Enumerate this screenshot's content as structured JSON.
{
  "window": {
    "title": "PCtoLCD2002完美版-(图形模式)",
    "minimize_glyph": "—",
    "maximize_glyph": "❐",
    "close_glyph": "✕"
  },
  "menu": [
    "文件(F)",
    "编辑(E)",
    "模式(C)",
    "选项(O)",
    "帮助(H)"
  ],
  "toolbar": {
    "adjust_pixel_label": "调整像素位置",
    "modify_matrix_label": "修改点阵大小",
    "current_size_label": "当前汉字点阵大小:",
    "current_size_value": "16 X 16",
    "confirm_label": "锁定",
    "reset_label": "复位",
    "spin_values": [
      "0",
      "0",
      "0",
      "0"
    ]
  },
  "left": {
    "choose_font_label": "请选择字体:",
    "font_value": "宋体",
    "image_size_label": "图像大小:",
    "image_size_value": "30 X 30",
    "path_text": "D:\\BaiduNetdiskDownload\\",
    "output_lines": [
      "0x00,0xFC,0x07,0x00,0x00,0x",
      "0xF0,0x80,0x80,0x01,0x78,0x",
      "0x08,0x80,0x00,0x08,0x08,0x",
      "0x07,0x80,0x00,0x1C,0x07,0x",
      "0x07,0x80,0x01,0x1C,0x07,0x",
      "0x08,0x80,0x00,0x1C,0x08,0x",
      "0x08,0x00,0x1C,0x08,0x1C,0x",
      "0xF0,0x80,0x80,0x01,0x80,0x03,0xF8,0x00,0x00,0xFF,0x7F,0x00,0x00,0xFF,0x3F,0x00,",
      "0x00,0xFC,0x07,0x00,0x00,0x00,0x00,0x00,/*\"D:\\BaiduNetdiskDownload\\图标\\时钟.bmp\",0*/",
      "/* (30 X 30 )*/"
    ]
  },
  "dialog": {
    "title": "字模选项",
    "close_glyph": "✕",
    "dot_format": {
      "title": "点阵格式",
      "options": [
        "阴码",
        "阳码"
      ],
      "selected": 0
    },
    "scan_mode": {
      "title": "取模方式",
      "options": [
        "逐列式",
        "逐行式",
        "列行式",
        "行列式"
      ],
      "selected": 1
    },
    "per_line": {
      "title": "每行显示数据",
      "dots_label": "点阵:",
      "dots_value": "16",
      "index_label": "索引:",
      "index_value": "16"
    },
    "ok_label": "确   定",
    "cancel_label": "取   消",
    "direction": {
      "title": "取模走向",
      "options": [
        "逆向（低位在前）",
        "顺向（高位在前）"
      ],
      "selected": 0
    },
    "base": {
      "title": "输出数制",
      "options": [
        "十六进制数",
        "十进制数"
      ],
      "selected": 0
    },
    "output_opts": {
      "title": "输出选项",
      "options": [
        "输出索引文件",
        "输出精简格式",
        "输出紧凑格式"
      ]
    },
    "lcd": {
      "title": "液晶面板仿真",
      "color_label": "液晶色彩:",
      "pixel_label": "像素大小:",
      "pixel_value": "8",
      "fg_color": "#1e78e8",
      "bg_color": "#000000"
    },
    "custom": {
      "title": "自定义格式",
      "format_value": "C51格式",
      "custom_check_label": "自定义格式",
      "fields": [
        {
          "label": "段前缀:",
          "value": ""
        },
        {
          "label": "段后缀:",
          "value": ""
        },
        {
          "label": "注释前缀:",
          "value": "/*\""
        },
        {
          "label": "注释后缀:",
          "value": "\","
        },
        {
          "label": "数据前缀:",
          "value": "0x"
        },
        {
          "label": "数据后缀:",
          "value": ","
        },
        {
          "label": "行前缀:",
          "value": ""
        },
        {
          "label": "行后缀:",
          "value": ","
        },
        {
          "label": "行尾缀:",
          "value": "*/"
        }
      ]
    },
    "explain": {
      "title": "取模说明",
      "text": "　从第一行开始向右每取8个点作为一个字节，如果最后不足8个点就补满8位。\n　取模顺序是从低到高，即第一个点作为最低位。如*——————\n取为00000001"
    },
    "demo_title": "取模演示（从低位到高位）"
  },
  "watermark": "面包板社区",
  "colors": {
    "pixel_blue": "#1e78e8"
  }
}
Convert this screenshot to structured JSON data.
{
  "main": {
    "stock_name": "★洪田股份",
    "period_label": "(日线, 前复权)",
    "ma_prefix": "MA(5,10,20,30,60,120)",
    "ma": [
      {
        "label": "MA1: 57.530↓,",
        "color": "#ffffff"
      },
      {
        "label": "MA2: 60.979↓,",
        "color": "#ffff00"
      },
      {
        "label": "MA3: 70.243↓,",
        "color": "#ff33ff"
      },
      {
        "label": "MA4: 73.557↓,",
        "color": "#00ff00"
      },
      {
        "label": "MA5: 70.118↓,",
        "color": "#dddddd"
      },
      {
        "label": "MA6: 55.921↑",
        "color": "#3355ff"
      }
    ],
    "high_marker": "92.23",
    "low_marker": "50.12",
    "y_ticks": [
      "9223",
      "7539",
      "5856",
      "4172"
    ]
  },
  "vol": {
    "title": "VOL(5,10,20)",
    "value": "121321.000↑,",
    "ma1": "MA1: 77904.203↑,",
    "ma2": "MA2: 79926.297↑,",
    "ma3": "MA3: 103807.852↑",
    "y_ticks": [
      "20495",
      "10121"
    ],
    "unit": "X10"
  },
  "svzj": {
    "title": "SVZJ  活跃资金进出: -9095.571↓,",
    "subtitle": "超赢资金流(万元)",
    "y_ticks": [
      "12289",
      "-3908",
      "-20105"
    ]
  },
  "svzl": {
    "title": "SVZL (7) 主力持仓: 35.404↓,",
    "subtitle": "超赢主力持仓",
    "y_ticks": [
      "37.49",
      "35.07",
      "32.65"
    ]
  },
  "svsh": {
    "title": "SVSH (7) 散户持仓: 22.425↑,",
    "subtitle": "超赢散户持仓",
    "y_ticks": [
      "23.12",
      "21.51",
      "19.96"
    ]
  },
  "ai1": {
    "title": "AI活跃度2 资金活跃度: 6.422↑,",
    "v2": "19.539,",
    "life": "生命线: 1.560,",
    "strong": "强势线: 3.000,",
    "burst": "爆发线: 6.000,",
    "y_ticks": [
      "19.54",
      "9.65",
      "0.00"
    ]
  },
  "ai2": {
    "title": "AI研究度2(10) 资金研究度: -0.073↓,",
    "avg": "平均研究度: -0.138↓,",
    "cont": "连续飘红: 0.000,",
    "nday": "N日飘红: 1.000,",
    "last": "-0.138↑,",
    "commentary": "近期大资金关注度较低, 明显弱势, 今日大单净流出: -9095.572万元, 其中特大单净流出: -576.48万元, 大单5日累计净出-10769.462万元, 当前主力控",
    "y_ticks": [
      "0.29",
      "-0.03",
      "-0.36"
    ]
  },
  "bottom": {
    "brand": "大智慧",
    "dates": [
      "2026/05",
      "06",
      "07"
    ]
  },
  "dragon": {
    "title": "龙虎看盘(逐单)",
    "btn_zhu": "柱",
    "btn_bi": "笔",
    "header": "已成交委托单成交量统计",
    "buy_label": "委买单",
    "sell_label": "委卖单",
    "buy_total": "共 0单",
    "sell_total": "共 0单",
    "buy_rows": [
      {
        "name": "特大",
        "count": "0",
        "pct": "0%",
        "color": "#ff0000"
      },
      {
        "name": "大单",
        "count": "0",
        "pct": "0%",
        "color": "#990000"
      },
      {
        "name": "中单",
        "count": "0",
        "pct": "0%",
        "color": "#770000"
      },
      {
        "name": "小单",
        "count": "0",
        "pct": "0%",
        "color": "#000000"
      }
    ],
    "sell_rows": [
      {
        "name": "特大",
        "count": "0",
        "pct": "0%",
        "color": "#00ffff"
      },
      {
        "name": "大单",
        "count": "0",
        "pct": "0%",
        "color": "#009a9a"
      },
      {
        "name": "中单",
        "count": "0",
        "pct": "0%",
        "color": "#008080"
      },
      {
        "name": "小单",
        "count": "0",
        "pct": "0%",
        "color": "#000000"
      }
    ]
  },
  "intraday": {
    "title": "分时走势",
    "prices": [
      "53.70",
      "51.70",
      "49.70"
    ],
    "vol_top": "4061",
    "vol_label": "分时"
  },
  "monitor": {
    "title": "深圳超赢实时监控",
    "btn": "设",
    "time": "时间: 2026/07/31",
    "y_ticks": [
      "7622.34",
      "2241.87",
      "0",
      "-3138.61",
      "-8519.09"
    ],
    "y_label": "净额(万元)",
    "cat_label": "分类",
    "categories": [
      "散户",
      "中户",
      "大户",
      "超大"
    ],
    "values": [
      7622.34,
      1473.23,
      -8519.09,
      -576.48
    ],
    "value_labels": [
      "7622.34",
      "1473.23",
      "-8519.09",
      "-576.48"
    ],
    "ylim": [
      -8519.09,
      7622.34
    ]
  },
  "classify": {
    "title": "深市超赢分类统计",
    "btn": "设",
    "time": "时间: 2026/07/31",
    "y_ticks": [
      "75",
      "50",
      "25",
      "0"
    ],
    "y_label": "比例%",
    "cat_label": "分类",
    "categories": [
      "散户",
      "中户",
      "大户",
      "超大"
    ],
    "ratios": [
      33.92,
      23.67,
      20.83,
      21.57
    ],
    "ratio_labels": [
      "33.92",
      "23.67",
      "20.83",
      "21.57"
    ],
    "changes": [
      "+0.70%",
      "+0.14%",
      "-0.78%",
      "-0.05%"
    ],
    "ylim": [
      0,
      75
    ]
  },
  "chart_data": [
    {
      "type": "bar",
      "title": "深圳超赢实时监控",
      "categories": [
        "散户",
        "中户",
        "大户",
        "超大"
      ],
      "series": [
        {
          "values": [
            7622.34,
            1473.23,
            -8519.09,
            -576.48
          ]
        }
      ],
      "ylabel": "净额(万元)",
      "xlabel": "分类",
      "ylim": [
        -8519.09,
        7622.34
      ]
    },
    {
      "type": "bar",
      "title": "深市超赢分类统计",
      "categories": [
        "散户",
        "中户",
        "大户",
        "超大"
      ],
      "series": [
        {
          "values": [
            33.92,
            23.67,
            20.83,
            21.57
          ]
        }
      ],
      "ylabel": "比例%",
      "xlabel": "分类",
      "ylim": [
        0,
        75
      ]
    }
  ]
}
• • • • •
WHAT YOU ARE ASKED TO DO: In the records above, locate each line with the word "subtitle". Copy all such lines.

SOLUTION:
    "subtitle": "超赢资金流(万元)",
    "subtitle": "超赢主力持仓",
    "subtitle": "超赢散户持仓",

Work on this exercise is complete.